++++ Extracted records ++++

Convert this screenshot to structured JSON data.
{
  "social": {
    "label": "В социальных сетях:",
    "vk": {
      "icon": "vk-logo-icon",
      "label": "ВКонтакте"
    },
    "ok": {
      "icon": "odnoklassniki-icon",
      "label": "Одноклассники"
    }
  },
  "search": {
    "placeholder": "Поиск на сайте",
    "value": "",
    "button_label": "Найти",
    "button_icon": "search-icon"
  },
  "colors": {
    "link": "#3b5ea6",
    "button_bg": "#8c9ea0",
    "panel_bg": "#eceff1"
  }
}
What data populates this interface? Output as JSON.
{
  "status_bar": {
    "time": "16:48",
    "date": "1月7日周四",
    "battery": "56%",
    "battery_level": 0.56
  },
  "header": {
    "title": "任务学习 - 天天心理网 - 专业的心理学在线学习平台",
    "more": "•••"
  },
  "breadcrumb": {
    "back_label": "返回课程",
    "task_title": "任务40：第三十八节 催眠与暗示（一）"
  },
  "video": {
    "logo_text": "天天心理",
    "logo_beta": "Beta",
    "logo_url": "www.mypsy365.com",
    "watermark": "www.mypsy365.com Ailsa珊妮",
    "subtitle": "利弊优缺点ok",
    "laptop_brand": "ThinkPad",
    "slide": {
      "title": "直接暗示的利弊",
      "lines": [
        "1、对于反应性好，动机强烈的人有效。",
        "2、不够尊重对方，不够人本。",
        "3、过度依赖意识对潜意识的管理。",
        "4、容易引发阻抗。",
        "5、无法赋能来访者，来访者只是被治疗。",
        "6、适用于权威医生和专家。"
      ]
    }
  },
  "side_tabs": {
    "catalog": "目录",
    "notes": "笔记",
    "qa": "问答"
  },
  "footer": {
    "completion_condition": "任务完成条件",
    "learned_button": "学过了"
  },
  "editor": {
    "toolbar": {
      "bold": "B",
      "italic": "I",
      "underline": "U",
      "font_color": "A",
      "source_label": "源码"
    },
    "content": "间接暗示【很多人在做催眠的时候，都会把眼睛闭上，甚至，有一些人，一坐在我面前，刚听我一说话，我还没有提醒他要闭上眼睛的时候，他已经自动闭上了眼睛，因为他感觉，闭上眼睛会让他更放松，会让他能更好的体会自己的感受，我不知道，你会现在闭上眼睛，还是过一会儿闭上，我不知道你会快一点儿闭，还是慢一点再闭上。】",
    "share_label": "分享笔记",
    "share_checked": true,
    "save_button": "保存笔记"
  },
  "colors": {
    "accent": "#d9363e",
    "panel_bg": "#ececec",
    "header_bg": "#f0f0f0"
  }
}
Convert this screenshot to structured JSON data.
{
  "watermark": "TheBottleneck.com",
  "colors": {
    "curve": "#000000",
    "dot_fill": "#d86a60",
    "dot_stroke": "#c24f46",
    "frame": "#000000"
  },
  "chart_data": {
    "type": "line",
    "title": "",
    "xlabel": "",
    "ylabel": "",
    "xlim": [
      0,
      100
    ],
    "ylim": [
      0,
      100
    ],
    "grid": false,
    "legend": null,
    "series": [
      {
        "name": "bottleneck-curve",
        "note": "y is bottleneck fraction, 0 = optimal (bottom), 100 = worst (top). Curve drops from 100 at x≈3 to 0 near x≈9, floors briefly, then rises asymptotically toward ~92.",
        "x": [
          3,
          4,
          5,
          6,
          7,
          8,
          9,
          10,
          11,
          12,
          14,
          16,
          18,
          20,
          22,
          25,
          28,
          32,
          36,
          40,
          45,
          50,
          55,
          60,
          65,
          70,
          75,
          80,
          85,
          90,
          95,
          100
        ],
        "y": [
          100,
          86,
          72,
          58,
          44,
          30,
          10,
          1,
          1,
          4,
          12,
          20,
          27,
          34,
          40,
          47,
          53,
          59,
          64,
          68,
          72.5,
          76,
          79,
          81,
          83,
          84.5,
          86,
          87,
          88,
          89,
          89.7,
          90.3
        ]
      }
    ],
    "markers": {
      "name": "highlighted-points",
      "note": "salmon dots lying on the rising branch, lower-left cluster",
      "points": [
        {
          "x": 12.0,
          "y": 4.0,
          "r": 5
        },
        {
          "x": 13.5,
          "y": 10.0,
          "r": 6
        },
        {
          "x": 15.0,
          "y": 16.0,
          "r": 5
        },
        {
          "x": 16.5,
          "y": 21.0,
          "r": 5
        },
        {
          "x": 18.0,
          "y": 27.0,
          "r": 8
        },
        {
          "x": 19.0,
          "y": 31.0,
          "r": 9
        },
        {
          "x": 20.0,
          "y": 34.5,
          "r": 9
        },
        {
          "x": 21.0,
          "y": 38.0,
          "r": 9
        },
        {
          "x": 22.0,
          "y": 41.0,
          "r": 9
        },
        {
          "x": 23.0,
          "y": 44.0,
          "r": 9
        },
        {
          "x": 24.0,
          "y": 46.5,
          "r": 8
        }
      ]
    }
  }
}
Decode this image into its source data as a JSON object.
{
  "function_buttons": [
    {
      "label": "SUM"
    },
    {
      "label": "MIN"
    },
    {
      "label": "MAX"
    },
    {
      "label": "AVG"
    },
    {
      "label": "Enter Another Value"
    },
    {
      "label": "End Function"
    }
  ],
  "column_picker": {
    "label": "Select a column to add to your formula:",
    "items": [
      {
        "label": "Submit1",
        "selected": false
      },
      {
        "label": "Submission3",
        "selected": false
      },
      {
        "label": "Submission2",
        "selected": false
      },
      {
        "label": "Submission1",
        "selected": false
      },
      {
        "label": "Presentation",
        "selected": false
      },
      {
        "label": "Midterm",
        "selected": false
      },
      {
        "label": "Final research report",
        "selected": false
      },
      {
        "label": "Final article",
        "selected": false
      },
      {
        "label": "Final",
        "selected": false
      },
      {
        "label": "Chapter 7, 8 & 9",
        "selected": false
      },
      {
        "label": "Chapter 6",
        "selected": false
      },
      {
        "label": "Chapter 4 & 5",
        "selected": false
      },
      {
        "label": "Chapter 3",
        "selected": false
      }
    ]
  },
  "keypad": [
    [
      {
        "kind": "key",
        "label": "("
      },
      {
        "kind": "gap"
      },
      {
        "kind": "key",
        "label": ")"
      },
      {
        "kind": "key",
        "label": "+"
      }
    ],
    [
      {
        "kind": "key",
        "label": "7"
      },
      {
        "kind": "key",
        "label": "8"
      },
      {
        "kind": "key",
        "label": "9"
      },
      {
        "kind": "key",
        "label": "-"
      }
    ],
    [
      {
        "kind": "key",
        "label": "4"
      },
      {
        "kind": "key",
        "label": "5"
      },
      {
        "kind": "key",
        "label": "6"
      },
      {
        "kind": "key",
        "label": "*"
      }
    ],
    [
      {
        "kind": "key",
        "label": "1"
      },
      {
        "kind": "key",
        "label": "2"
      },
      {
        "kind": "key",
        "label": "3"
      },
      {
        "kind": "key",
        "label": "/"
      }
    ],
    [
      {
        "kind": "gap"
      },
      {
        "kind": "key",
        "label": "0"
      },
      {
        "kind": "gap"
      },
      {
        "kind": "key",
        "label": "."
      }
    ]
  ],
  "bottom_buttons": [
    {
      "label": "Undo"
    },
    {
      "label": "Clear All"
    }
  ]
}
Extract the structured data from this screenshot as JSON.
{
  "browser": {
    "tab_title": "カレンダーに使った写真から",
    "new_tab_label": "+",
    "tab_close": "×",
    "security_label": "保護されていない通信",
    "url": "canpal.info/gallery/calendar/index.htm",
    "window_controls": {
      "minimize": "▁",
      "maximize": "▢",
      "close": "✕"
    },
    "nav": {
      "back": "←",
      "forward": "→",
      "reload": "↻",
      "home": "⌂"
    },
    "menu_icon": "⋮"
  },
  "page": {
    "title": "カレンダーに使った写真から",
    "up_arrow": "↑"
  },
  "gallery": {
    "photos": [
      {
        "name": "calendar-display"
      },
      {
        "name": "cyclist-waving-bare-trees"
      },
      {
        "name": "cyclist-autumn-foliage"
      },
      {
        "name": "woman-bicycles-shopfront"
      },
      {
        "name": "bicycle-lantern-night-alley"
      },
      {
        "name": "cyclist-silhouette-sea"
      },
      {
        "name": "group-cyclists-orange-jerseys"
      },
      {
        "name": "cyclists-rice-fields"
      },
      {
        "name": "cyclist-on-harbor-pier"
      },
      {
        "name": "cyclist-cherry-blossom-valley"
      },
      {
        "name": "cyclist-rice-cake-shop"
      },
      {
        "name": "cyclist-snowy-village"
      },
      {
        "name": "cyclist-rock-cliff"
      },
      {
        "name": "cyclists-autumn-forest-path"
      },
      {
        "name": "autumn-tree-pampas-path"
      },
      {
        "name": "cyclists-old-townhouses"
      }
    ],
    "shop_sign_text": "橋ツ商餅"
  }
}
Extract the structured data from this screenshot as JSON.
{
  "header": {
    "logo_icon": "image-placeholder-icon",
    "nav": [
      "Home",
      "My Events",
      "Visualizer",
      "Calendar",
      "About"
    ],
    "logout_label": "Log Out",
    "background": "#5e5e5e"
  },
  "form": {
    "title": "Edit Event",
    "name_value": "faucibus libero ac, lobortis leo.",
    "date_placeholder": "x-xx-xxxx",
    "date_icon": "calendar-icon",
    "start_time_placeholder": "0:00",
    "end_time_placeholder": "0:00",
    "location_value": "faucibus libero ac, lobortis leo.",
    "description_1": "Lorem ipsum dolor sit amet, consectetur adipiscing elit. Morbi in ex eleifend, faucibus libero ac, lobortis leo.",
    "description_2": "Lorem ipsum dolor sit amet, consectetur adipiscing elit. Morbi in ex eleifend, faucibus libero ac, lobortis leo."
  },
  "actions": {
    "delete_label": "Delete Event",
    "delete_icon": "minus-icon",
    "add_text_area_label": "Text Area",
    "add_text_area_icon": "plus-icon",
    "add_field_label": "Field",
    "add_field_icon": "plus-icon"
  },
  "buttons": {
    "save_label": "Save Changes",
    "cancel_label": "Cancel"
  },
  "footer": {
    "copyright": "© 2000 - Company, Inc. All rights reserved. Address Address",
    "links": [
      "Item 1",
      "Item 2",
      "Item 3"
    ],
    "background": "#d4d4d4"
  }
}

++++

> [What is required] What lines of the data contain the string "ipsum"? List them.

> [Answer box]
    "description_1": "Lorem ipsum dolor sit amet, consectetur adipiscing elit. Morbi in ex eleifend, faucibus libero ac, lobortis leo.",
    "description_2": "Lorem ipsum dolor sit amet, consectetur adipiscing elit. Morbi in ex eleifend, faucibus libero ac, lobortis leo."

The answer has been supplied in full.